EXERCISE: Copy out every line of the records in which "JSON" can be found.

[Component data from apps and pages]
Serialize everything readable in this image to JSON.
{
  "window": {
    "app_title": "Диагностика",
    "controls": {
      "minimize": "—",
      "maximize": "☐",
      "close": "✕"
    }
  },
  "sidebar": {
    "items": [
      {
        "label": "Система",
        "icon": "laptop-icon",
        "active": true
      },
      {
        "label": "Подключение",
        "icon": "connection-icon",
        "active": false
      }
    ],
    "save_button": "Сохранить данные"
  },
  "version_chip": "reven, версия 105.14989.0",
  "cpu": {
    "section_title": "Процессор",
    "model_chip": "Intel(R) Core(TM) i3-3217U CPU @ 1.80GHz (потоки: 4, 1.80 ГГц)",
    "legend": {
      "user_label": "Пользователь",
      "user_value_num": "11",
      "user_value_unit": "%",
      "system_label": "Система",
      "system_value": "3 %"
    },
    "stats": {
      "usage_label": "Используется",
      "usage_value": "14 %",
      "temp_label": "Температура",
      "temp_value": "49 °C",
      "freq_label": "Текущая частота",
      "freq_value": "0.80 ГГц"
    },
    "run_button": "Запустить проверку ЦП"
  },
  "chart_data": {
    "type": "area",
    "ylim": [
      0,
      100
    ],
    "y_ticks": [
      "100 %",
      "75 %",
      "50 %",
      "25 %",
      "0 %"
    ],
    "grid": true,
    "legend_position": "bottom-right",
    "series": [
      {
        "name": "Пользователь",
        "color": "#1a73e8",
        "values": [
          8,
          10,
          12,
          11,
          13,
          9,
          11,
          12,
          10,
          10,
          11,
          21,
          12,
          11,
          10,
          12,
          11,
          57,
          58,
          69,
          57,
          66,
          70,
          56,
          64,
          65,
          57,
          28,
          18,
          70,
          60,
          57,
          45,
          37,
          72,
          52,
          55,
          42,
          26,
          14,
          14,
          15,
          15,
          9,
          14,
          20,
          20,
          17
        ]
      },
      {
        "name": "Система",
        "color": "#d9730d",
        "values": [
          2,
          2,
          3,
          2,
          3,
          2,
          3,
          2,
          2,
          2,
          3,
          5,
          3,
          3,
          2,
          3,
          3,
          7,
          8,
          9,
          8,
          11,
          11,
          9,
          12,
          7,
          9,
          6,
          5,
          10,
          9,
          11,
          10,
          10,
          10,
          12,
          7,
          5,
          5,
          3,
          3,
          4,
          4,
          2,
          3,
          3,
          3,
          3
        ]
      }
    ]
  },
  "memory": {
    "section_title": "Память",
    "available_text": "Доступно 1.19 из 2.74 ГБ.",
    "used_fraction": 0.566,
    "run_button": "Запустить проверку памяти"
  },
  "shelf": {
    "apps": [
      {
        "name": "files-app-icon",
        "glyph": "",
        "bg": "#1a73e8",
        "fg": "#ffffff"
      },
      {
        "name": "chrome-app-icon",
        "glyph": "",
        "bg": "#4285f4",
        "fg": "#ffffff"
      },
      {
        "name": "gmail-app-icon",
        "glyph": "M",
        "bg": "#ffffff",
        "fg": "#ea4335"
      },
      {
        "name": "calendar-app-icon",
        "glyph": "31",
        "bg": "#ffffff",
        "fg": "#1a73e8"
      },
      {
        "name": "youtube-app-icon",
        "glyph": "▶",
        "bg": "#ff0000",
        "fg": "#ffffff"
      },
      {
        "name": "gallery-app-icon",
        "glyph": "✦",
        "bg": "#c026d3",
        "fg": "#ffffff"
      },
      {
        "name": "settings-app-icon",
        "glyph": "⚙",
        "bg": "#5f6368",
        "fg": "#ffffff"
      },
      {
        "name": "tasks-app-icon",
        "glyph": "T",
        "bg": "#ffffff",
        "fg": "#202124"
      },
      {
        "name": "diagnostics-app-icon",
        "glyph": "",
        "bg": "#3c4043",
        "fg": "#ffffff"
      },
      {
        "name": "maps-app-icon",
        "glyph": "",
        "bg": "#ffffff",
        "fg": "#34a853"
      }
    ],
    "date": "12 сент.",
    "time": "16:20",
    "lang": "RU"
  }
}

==

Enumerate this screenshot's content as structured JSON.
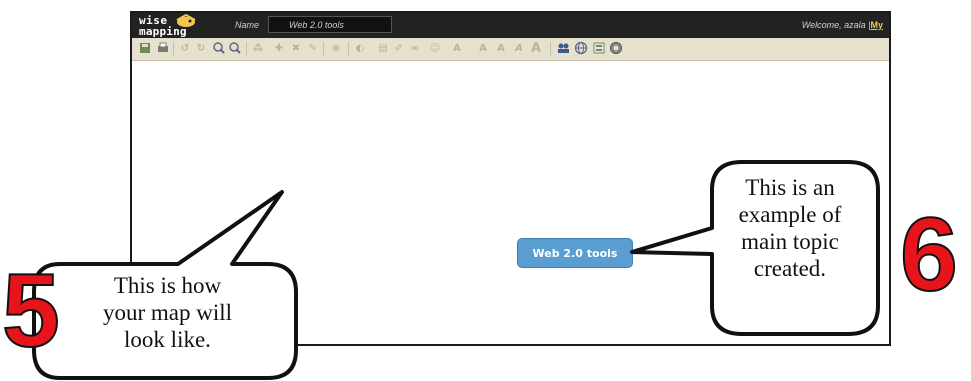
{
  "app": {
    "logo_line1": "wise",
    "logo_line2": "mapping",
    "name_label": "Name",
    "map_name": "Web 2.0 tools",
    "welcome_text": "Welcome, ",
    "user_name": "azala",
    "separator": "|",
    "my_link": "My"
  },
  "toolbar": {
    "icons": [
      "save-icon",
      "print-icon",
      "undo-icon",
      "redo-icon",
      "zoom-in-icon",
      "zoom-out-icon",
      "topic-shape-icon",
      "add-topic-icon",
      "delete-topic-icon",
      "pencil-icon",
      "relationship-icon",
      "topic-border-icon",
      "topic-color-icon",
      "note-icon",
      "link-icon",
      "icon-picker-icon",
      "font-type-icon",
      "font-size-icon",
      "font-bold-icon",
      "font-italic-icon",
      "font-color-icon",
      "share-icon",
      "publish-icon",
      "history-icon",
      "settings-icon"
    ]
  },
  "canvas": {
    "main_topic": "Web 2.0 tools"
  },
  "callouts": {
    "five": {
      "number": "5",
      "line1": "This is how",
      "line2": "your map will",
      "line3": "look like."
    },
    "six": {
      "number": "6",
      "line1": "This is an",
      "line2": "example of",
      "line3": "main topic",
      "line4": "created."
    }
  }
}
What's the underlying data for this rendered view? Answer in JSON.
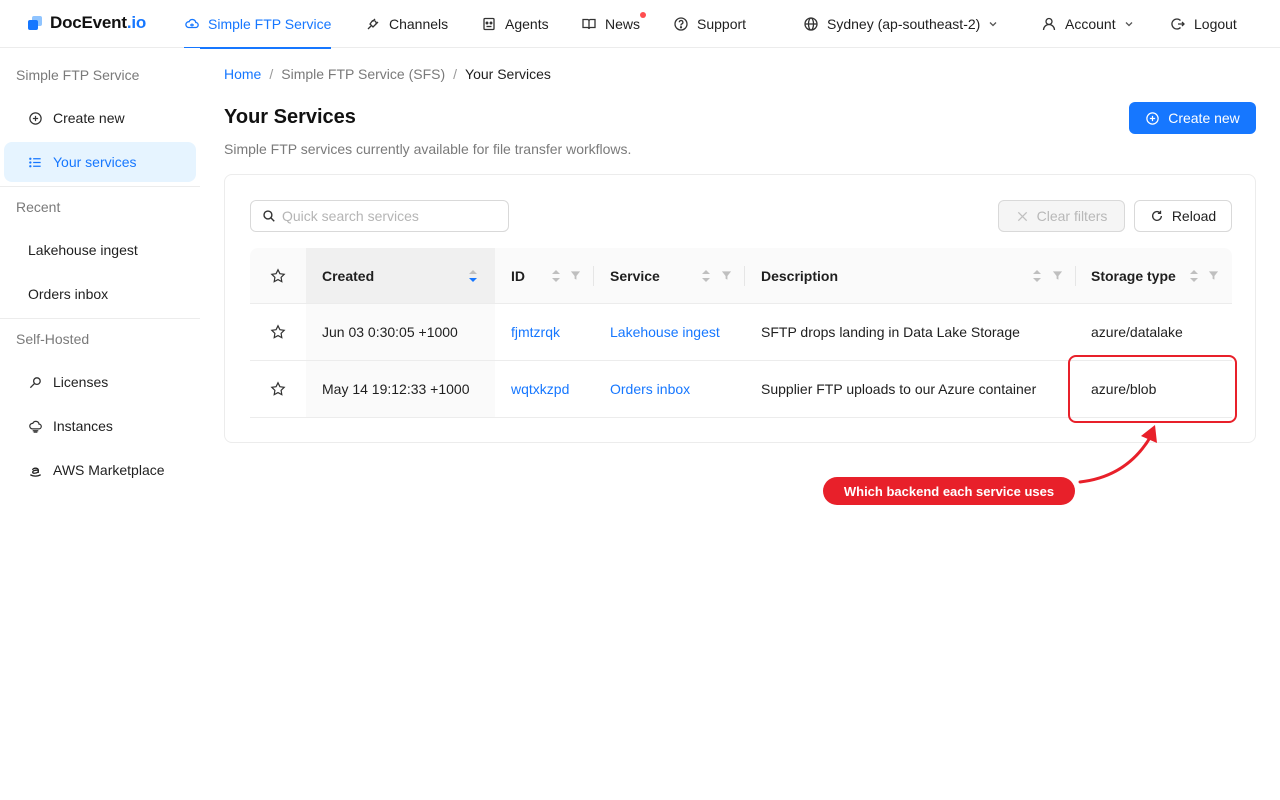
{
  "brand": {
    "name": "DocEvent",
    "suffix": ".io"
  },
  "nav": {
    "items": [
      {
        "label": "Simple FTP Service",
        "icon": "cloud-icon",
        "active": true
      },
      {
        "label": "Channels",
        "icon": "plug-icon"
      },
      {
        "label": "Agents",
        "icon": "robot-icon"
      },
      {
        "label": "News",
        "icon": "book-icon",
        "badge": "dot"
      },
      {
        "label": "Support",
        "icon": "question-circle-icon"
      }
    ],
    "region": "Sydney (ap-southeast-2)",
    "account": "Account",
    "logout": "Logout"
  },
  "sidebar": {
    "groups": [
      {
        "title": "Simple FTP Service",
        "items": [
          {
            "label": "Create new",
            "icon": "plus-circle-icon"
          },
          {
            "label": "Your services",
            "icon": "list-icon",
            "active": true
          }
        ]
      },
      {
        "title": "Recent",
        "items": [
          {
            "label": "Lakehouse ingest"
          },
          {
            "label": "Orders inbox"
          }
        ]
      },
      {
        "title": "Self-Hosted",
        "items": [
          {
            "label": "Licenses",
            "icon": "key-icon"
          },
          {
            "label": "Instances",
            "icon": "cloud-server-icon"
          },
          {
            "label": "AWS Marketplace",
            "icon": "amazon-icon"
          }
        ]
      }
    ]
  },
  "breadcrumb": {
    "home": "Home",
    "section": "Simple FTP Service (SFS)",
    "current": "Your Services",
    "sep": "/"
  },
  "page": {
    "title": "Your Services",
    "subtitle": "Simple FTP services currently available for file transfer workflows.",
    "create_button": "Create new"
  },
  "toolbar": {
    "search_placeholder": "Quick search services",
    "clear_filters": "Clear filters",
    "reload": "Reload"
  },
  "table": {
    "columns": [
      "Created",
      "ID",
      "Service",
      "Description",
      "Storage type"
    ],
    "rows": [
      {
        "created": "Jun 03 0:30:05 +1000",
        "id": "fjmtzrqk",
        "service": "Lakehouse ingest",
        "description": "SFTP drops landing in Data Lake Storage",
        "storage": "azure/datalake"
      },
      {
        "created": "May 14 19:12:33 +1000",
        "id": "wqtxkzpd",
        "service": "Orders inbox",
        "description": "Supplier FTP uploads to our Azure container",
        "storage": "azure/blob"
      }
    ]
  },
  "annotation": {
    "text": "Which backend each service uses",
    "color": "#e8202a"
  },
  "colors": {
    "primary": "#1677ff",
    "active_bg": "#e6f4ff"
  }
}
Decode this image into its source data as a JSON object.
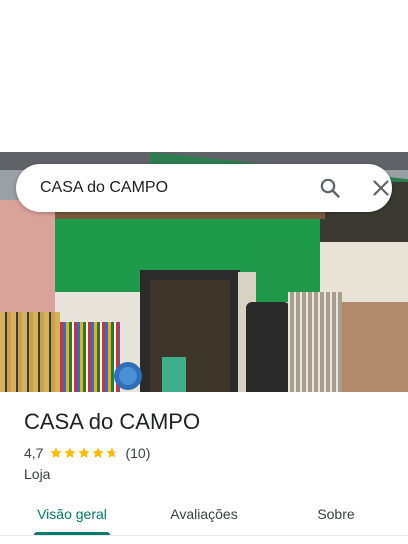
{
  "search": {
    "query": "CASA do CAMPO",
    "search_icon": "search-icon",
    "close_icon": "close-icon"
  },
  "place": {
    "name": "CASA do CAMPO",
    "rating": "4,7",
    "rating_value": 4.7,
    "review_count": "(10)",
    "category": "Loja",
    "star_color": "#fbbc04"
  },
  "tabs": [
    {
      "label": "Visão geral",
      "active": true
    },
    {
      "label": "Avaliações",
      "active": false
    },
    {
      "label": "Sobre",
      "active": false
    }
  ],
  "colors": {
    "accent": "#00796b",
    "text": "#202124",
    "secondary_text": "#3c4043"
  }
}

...

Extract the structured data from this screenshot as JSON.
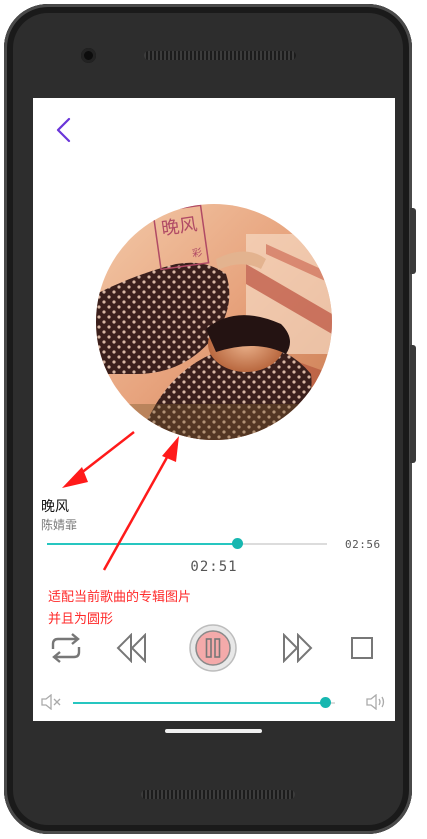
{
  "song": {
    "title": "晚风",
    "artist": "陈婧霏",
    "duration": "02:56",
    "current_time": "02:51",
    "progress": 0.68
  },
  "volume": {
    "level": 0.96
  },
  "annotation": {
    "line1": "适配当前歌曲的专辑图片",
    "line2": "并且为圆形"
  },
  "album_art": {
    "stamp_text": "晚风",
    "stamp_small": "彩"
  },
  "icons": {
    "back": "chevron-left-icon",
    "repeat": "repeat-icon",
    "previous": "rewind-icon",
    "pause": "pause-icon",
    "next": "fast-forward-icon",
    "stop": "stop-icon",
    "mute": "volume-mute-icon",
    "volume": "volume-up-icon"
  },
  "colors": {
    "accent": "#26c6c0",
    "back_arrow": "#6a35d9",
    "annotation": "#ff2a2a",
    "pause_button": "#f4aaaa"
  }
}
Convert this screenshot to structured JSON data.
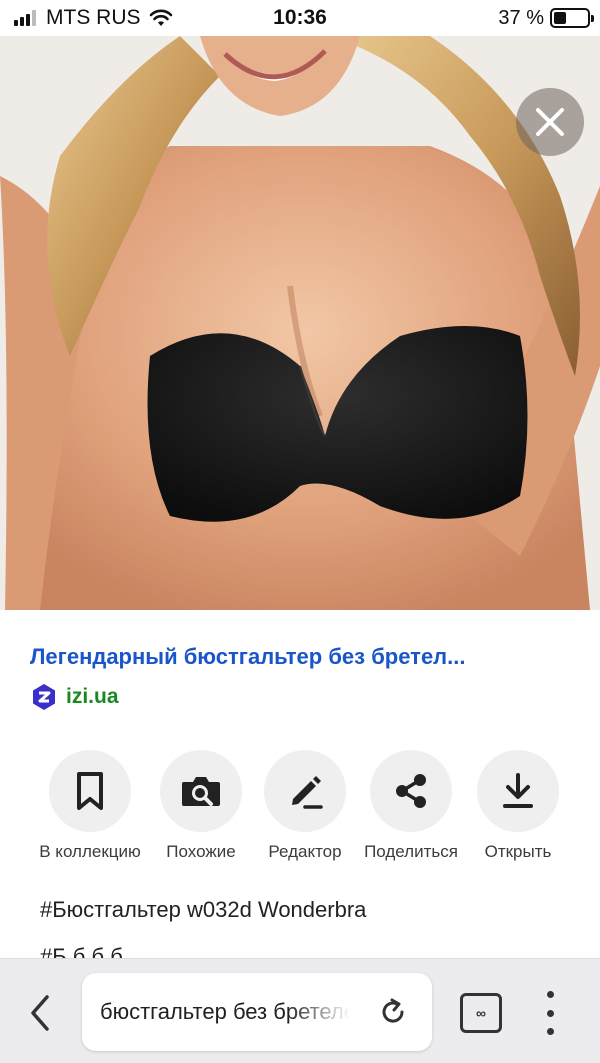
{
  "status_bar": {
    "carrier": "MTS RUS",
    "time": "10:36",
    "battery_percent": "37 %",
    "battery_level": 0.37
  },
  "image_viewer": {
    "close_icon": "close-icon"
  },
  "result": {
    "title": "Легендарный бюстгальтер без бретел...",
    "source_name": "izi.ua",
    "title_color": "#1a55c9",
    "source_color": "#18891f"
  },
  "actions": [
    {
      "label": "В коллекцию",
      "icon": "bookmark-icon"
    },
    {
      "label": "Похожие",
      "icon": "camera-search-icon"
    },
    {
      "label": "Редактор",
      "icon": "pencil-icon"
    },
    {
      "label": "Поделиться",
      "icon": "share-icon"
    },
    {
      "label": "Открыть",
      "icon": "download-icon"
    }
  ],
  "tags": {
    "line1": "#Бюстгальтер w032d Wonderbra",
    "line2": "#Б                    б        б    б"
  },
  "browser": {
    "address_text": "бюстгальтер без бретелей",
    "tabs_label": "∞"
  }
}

RESULT OF THIS EXERCISE:
Serialize everything readable in this image to JSON.
Enumerate this screenshot's content as structured JSON.
What's the underlying data for this rendered view? Answer in JSON.
Decode this image into its source data as a JSON object.
Extract the structured data from this screenshot as JSON.
Convert this screenshot to structured JSON data.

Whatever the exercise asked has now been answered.